        A comparison between stereophotogrammetry and smartphone structured light technology for three-dimensional face scanning.
        Angle Orthod. 2022; 92: 358-363
        • Knoops P.G.M.
        • Beaumont C.A.A.
        • Borghi A.
        • Rodriguez-Florez N.
        • Breakey R.W.F.
        • Rodgers W.
        • et al.
        Comparison of three-dimensional scanner systems for craniomaxillofacial imaging.
        J Plast Reconstr Aesthet Surg. 2017; 70: 441-449
        • Revilla-León M.
        • Zandinejad A.
        • Nair M.K.
        • Barmak B.A.
        • Feilzer A.J.
        • Özcan M.
        Accuracy of a patient 3-dimensional virtual representation obtained from the superimposition of facial and intraoral scans guided by extraoral and intraoral scan body systems.
        J Prosthet Dent. 7 April 2021; ([Epub ahead of print])https://doi.org/10.1016/j.prosdent.2021.02.023
        • Revilla-León M.
        • Zeitler J.M.
        • Barmak A.B.
        • Kois J.C.
        Accuracy of the 3-dimensional virtual patient representation obtained by using 4 different techniques: an in vitro study.
        J Prosthet Dent. 27 June 2022; ([Epub ahead of print])https://doi.org/10.1016/j.prosdent.2022.05.016
        • Li J.
        • Chen Z.
        • Decke A.M.
        • Wang H.L.
        • Joda T.
        • Mendonca G.
        • et al.
        Trueness and precision of economical smartphone-based virtual facebow records.
        J Prosthodont. 2022; 31: 22-29
        • International Organization for Standardization

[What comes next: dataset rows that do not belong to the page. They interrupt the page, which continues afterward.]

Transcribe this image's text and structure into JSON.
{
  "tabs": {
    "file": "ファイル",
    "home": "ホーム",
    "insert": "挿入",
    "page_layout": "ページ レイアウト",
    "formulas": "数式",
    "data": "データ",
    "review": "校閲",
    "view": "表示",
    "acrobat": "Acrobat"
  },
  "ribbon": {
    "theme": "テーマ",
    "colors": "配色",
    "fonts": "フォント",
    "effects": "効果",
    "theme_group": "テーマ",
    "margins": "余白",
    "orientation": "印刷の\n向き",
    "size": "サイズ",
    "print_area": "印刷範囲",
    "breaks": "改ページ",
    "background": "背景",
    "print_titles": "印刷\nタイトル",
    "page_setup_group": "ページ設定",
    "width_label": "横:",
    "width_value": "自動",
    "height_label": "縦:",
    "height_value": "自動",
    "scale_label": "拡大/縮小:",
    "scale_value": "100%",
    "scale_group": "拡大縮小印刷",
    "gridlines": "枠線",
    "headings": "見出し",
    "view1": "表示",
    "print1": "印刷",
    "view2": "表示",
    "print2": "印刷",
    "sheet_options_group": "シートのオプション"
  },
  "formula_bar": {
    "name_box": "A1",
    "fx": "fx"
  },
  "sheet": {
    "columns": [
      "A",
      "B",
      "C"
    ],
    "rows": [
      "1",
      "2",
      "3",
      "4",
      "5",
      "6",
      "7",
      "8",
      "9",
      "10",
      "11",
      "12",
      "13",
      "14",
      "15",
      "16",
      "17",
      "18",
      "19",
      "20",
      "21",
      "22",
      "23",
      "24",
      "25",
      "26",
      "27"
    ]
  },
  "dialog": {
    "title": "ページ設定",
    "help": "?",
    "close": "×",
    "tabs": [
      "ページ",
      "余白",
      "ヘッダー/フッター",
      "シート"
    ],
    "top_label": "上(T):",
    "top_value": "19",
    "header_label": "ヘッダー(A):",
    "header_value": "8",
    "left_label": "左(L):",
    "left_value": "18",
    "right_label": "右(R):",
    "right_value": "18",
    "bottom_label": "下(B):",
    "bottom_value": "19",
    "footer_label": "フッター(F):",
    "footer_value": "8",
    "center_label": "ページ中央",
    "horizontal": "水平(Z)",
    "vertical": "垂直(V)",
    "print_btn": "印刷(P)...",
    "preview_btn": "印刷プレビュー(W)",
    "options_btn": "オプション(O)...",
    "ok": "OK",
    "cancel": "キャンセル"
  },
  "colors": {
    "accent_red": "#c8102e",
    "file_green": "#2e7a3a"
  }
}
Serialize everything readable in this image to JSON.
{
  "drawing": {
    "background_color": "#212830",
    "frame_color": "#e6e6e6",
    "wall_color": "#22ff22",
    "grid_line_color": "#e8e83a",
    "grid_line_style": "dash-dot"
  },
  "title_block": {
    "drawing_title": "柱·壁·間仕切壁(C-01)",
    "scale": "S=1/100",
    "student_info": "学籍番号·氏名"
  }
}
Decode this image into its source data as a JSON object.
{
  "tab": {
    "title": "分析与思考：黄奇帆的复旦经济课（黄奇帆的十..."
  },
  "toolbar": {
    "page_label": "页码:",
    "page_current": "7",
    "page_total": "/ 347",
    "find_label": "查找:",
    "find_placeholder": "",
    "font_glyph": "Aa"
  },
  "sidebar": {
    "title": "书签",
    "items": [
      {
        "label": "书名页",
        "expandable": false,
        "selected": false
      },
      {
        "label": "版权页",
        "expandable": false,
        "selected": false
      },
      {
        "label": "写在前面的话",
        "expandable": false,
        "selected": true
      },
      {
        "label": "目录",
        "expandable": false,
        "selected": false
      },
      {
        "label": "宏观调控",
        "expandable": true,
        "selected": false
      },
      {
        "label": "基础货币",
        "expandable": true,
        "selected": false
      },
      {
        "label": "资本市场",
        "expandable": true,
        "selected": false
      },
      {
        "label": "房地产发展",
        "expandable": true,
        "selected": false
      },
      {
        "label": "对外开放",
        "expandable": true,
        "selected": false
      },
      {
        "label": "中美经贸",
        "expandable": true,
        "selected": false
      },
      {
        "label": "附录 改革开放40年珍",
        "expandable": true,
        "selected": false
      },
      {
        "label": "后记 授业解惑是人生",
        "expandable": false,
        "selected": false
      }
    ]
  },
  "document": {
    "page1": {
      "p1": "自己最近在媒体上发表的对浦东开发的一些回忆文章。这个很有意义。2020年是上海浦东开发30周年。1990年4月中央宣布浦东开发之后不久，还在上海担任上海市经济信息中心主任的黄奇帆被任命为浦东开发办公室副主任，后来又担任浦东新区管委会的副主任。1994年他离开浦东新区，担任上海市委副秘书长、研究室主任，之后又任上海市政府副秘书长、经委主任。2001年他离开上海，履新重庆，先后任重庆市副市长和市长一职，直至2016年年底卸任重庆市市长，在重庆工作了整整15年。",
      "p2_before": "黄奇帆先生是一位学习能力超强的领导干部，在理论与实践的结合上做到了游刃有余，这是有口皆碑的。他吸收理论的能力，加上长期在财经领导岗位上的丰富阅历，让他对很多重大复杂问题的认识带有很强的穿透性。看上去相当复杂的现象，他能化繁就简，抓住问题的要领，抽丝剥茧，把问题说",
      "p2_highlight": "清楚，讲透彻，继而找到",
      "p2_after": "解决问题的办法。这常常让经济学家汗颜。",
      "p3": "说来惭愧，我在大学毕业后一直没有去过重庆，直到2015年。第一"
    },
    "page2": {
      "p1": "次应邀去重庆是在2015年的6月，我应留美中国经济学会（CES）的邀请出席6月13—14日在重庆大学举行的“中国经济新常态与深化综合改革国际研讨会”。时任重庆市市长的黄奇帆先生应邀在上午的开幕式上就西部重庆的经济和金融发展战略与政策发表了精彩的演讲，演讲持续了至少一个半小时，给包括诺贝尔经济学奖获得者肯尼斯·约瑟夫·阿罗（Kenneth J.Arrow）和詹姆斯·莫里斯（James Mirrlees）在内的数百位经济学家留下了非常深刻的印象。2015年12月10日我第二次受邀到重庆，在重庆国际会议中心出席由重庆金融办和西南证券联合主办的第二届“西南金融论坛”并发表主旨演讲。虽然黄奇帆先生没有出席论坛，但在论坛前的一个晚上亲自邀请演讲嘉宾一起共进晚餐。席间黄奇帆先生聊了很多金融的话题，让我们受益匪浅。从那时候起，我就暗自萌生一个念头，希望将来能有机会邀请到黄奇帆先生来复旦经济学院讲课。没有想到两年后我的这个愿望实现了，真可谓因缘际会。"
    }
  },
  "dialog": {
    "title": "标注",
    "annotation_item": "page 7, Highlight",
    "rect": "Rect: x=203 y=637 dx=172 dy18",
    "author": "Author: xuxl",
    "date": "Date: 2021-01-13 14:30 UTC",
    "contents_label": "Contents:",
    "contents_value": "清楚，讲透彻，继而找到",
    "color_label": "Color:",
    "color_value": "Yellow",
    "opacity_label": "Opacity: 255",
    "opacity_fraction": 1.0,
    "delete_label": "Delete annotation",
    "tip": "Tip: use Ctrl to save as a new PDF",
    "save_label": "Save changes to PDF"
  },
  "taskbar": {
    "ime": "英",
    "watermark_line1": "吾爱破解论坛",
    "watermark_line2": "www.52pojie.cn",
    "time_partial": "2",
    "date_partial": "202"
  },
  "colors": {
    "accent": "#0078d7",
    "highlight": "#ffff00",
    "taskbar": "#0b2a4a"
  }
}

        ISO-10993-1. Biological evaluation of medical devices - Part 1: evaluation and testing within a risk management process.
        ISO, Geneva2018
        • Food and Drug Administration
        FDA-2013-D-0350. Use of International Standard ISO 10993-1, “Biological evaluation of medical devices - Part 1: evaluation and testing within a risk management process”: guidance for Industry and Food and Drug Administration staff.
        FDA, Silver Spring2020